Another Process for the President
Let's elect the next President the same way that we call ministers in our congregations.
1. Elect a Search Committee that is broadly representative of all of Unitarian Universalism.
2. Give them lots of time to work, and consult with people in all areas of the UUA.
3. Let them interview prospective Presidents, looking for the one that seems to match what most people seem to want in the next leader.
4. Let them make a recommendation.
5. Let the people affirm their recommendation through a supermajority.
The result of that type of process in our congregations is that we usually end up with a leader who enjoys broad support in the congregation. The process of ministerial transition increases the unity and sense of common purpose in the congregation, rather than dividing it.
Our present election process exaggerates our differences. Whoever wins starts out with a sizable minority of UU's regretting the way it turned out, and skeptical of the new President's efforts.
If you imagined a congregation choosing their next minister the way that the UUA chooses its next President, most congregations would splinter.
We do need a way for people who are frustrated with our present course to be able to act through the democratic process to change it. For example, a person who thinks that we should do less social action, but more evangelism, should have a way to change the priorities of the denomination. They should be able to run candidates who have those priorities and make a case to other voters.

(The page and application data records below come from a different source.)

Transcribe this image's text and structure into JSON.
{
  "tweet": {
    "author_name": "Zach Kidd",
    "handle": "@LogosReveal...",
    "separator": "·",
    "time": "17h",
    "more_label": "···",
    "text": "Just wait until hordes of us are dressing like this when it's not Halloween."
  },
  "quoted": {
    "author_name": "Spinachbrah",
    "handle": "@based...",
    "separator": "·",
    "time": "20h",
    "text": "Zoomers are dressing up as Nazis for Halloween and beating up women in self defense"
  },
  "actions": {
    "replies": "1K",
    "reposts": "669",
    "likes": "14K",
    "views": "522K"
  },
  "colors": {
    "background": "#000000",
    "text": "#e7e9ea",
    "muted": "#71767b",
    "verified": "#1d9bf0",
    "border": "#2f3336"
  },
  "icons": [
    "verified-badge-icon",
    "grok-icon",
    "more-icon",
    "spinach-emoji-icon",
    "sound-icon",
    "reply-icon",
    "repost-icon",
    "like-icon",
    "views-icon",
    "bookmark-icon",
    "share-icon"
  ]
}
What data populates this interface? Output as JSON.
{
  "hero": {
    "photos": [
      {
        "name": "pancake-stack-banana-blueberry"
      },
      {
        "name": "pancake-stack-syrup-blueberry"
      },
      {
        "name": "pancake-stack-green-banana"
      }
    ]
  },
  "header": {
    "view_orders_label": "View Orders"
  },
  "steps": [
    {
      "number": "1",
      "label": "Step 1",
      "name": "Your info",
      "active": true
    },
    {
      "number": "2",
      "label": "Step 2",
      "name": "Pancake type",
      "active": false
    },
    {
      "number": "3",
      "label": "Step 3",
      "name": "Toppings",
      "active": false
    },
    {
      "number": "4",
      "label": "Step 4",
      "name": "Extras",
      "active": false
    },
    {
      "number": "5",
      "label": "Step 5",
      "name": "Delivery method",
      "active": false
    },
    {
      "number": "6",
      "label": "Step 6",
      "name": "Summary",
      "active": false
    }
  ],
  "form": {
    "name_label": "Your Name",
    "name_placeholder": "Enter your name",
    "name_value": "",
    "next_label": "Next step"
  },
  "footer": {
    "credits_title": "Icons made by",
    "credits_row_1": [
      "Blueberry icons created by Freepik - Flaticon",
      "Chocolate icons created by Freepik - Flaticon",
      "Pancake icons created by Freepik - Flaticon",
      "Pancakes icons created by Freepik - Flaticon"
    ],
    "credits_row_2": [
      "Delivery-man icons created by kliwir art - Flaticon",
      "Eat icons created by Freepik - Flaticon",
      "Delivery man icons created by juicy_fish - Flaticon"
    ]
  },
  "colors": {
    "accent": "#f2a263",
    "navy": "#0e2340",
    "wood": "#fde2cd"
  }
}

I think that should be what happens when we elect our Board Trustees. Those elections should be the place where individuals and groups put forward candidates that promise to the move the UUA in one direction or another. Those elections are closer to home and offer more chances for lots of participation. They should be more political and competitive, and as a result more interesting.
Under policy governance, the Board is where the vision and the direction of the organization is set. The Board should be where specific and competing points of views are reconciled through decision and compromise. The President becomes less of visionary, and more of a person who can spark the staff and volunteers to fulfill our common goals.